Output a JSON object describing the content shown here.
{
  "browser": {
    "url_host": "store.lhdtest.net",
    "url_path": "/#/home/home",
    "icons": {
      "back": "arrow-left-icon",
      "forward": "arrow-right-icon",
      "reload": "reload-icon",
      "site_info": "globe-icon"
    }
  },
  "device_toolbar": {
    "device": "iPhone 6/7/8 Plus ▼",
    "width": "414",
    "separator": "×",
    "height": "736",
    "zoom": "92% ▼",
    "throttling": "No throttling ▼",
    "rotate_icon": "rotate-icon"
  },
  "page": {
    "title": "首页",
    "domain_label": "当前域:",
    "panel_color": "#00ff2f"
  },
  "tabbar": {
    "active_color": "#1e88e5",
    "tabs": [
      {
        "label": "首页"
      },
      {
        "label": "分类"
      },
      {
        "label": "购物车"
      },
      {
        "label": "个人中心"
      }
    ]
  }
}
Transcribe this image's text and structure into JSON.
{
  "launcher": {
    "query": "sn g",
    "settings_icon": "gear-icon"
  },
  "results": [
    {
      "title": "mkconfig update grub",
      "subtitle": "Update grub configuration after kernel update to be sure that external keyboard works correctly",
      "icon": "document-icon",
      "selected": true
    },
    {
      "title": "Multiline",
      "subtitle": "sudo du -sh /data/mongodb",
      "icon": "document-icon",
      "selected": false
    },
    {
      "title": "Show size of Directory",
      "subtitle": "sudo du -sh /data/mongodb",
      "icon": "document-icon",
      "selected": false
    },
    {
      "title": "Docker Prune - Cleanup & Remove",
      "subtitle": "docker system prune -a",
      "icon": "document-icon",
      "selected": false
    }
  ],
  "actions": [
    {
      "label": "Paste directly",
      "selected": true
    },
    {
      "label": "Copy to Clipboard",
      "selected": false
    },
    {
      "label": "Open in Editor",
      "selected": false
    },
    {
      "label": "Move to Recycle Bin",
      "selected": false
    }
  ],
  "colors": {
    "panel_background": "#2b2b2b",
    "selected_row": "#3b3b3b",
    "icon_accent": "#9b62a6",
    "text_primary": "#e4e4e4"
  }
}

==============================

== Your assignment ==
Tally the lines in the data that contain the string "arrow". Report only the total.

== Solution to this problem ==
2